Week of Sept. 16, 2000; Vol. 158, No. 12
Device ups hydrogen energy from sunlight
Here's a recipe for a cleaner, healthier planet: Take some water, add solar energy, extract hydrogen, and use it to power fuel cells for running cars and other machines. Then, collect their water emissions and start the procedure again.
One look at the list of ingredients in today's fuel cells, however, shows that this ideal isn't yet being followed. Because processes that use sunlight to extract hydrogen remain costly and inefficient, fossil fuels still supply the hydrogen in most fuel cells.
Hoping to break the fossil fuel habit, a team of Israeli, German, and Japanese scientists has created a device that boosts the efficiency of solar-powered hydrogen extraction by 50 percent.
The group placed a photovoltaic cell on top of two flat, finger-long electrodes. The combination "is very efficient in converting solar energy [into an electric current] but also provides nearly the ideal voltage for splitting water" into hydrogen and oxygen, says team leader Stuart Licht of the Technion in Haifa, Israel. A water molecule splits,
or undergoes electrolysis, at only 1.23 volts.
Licht and his colleagues describe their device in the Sept. 14 Journal of Physical Chemistry B. The gadget converts sunlight to an electrolysis current with 18.3 percent efficiency. In turn, the current creates hydrogen gas as it passes through acidic water.
The device is "showing the pathway towards higher efficiencies for direct solar-to-hydrogen production," comments John A. Turner of the National Renewable Energy Laboratory (NREL) in Golden, Colo. The newly achieved efficiency may already be high enough for commercial hydrogen generators to be feasible. "That still needs to be figured out," Turner says.
In 1998, he and Oscar Khaselev, then also of NREL, demonstrated a novel apparatus for solar-to-hydrogen conversion (SN: 4/18/98, p. 246). To achieve unprecedented efficiency, the device used multiple layers of semiconductor materials.

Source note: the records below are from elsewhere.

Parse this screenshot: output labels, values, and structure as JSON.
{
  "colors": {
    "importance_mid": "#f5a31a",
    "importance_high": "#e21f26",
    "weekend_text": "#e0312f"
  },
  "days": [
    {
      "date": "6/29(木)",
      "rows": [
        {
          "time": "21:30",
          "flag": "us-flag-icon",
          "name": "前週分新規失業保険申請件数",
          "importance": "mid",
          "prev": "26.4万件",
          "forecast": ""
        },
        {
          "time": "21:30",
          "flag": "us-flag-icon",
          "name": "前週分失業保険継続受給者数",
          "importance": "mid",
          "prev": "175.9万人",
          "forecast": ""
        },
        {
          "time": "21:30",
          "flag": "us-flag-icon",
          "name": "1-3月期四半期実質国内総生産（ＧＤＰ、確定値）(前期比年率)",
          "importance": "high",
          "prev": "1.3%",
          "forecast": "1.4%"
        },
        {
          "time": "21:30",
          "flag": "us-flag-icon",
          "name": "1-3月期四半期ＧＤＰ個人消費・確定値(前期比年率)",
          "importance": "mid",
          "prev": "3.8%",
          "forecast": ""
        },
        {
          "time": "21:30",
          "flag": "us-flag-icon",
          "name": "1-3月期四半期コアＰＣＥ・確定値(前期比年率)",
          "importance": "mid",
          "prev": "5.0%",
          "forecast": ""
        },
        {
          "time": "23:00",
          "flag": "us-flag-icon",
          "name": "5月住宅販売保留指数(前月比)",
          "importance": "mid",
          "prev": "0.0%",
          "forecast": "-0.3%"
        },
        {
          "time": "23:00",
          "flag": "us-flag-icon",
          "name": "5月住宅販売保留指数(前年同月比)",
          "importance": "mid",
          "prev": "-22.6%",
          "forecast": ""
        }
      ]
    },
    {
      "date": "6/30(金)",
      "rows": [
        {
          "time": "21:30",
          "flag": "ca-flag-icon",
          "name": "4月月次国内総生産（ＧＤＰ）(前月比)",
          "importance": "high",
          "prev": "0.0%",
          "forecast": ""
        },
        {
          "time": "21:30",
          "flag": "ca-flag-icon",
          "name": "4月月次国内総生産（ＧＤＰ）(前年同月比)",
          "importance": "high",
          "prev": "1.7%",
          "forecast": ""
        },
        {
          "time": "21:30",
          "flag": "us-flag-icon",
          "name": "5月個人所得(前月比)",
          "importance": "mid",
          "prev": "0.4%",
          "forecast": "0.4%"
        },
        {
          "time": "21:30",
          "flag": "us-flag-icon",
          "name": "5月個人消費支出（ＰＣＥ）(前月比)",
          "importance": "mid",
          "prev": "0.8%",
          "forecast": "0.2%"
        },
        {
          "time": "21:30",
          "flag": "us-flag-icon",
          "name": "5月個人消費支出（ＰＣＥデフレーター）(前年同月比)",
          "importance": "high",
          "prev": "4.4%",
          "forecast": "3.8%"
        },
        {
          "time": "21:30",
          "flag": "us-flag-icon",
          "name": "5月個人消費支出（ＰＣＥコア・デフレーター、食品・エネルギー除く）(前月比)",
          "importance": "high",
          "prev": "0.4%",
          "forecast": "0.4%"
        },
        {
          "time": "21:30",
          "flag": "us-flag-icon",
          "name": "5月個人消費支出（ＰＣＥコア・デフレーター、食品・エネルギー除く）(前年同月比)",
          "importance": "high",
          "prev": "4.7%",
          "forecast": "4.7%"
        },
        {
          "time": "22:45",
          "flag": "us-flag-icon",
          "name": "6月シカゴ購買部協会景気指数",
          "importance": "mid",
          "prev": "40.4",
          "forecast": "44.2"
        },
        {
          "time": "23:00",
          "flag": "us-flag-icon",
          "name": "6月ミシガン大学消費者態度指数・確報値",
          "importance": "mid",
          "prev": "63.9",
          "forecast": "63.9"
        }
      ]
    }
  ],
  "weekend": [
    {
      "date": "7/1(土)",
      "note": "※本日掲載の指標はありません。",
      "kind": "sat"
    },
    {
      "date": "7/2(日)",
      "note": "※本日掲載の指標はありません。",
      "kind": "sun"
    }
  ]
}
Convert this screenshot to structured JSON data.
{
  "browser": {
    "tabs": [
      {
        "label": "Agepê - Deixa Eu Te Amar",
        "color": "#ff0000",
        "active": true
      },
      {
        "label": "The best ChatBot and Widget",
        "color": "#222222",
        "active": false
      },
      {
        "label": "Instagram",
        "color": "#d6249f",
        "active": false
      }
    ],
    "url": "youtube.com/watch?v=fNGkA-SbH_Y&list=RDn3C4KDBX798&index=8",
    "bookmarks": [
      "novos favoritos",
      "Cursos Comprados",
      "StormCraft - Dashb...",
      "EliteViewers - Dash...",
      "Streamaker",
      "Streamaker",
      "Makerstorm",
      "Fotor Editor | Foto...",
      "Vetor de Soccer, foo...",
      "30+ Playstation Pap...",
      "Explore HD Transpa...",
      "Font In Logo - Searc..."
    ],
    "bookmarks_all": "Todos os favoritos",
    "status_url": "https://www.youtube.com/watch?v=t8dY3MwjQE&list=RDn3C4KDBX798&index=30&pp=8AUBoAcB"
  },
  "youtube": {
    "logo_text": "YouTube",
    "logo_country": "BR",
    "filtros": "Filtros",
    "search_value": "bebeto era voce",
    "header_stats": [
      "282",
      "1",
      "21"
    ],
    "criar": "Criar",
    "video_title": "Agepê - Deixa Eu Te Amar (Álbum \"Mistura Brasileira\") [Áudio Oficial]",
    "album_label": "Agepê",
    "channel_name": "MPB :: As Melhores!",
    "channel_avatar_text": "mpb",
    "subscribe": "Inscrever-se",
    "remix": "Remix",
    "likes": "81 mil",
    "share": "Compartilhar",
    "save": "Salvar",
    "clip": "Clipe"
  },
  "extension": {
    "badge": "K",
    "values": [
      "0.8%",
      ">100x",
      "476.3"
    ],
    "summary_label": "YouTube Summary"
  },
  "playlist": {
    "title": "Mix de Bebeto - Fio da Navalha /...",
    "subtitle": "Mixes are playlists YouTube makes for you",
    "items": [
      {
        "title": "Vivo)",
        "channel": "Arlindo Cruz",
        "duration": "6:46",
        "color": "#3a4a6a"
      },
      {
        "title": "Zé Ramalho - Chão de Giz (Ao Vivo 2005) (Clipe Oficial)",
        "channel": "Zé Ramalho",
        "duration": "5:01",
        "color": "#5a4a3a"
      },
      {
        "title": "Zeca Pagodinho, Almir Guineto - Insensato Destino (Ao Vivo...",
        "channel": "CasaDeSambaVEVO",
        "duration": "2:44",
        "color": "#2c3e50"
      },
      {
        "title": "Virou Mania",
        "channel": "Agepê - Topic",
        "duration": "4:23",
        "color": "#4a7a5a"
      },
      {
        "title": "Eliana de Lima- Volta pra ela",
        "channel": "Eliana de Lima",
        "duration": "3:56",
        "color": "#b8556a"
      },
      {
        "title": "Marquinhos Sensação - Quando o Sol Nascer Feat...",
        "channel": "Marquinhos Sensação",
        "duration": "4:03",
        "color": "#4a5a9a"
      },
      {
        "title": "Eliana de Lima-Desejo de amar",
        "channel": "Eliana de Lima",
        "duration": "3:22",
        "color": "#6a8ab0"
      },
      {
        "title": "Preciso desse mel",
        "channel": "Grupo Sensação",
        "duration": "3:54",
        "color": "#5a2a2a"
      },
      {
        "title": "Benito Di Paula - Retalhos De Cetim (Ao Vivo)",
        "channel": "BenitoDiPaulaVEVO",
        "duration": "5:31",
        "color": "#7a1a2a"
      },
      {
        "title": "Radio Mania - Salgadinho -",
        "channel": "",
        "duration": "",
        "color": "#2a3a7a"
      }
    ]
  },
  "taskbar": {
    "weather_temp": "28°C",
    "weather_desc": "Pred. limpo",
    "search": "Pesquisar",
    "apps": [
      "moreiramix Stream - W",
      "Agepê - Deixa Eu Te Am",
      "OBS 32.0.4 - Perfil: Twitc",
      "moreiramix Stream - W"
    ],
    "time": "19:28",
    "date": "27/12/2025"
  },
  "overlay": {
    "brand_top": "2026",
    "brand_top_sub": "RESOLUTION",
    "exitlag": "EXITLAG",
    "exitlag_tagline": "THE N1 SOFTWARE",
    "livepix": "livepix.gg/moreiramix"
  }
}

The researchers arranged the layers to form two
active regions, or junctions, that would absorb solar photons that dislodge electrons. Some of the less energetic photons weren't captured in the first junction but passed to the second, where they generated more current.
The design gained an energy advantage by combining solar electricity and water splitting into one unit. Their cell's 12.4 percent efficiency—nearly twice that of any previous solar-to-hydrogen device—has held as the record until now.
Licht and his colleagues have improved upon that pioneering effort in several crucial ways. In one sense, the NREL device was all wet: It had to be completely immersed in water to operate. That feature forced the researchers to select semiconductors that wouldn't break down in solution.
By keeping their stack of semiconductor layers high and dry, Licht and his group were free to optimize them for both converting sunlight to electricity and water splitting. Their design permits a low electrolysis current, which also reduces energy waste. Licht and his coworkers say that besides besting the solar-to-hydrogen conversion record, their work opens the way to efficiencies not considered possible before. Using measured photoelectric efficiencies of seven semiconductor combinations not yet tested in hydrogen generation, they predict maximum solar-to-hydrogen conversion efficiencies of up to 31 percent.
Thermodynamics theory says the maximum could range above 40 percent for a two-junction converter, but no one has previously predicted better than 24 percent performance for practical devices, Turner says. Experimentally achieving the new prediction "would be an accomplishment indeed!" he adds.
From Science News, Vol. 158, No. 12, Sept. 16, 2000, p. 182.